Revolutions since FGB/Zarya launch (Nov. 98) — 54983

Significant Events Ahead (all dates Eastern Time, some changes possible.):
06/26/08 — Orlan-suited dry-run & Soyuz ingress training
07/10/08 — Russian EVA-20a (7/10-11)
09/05/08 — ATV1 Undocking
09/09/08 — Progress M-64/29P undocking (from FGB nadir)
09/10/08 — Progress M-65/30P launch
09/12/08 — Progress M-65/30P docking
10/01/08 — NASA 50 Years
10/08/08 — STS-125/Atlantis Hubble Space Telescope Service Mission 4 (SM4)
10/11/08 — Progress M-65/30P undocking (from SM aft port)
10/12/08 — Soyuz TMA-13/17S launch
10/14/08 — Soyuz TMA-13/17S docking (SM aft port)
10/23/08 — Soyuz TMA-12/16S undocking (DC1 nadir)
11/03/08 — Soyuz TMA-13/17S relocation
11/10/08 — STS-126/Endeavour/ULF2 launch – MPLM Leonardo, LMC
11/12/08 — STS-126/Endeavour/ULF2 docking
11/20/08 — ISS 10 Years
11/26/08 — Progress M-66/31P launch
11/28/08 — Progress M-66/31P docking
02/10/09 — Progress M-67/32P launch
02/12/09 — Progress M-67/32P docking
1QTR CY09 — STS-119/Discovery/15A launch – S6 truss segment
03/25/09 — Soyuz TMA-14/18S launch
2QTR CY09 — STS-127/2J/A launch – JEM EF, ELM-ES, ICC-VLD
3QTR CY09 — STS-128/17A/Atlantis – MPLM(P), last crew rotation
05/27/09 — Six-person crew on ISS (following Soyuz 19S docking, May ’09)
3QTR CY09 — STS-129/ULF3/Discovery – ELC1, ELC2
4QTR CY09 — STS-130/20A/Endeavour – Node-3 + Cupola
1QTR CY10 — STS-131/19A/Atlantis – MPLM(P)

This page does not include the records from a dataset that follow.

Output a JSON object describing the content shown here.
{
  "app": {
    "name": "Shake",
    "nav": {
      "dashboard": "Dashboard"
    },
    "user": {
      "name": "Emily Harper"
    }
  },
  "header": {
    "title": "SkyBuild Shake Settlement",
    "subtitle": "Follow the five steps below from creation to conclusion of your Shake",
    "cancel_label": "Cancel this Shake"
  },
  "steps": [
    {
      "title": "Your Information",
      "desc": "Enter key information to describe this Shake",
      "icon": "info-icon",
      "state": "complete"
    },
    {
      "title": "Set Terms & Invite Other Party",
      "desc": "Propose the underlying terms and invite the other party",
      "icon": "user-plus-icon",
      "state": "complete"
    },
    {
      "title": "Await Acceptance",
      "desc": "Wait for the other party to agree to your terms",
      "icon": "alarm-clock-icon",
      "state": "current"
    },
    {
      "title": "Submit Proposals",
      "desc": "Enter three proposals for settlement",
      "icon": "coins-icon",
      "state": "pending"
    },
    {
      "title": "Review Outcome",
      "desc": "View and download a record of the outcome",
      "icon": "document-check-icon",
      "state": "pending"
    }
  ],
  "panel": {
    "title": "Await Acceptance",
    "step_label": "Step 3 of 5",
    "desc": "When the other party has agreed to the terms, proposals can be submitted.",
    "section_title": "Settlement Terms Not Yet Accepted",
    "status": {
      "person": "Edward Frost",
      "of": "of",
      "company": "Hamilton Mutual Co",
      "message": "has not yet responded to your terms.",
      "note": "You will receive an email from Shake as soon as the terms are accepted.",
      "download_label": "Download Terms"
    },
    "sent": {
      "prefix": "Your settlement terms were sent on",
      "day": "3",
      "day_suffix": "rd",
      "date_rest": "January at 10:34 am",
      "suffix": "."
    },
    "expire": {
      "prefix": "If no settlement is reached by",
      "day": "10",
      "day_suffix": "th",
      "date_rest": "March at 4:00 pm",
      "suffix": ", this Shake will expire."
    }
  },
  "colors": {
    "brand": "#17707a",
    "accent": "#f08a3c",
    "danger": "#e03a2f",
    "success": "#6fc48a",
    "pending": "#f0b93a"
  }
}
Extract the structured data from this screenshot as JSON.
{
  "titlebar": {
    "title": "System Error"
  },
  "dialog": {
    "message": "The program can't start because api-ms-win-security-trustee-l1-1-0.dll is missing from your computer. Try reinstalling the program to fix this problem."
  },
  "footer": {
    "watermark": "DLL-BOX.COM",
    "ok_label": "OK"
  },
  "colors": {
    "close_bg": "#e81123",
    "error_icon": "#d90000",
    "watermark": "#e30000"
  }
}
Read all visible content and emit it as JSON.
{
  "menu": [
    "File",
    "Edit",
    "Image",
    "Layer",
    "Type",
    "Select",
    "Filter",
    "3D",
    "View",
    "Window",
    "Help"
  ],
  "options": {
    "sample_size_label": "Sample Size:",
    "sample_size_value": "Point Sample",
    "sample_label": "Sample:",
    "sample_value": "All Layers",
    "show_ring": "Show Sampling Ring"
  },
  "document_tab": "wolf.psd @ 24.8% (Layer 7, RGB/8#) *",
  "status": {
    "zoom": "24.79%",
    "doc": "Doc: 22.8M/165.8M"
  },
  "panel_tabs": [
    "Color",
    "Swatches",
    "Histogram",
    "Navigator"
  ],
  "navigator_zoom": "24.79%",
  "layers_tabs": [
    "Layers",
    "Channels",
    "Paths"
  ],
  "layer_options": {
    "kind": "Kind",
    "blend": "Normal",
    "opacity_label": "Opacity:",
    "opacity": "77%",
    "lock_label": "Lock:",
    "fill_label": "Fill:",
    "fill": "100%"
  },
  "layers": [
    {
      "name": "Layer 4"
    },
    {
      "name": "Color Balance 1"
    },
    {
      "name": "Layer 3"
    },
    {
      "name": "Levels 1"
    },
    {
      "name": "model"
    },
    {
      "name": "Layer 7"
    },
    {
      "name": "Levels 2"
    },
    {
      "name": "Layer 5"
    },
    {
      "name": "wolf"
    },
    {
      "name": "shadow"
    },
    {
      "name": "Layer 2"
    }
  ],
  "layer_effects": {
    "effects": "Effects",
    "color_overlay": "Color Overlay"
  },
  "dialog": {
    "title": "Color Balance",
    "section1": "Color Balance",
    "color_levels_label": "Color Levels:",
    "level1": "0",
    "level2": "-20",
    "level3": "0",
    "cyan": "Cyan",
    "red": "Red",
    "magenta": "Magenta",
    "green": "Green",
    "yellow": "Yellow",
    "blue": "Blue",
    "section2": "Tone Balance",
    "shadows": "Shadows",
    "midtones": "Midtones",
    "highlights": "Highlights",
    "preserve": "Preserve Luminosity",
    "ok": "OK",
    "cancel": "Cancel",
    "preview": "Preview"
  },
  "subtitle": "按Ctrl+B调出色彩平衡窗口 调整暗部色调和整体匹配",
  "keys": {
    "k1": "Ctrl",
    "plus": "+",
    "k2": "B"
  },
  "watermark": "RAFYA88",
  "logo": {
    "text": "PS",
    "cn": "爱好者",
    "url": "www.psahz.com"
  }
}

1QTR CY10 — STS-132/ULF4/Discovery – ICC-VLD, MRM1 (contingency)
2QTR CY10 — STS-133/ULF5/Endeavour – ELC3, ELC4 (contingency).

SpaceRef staff editor.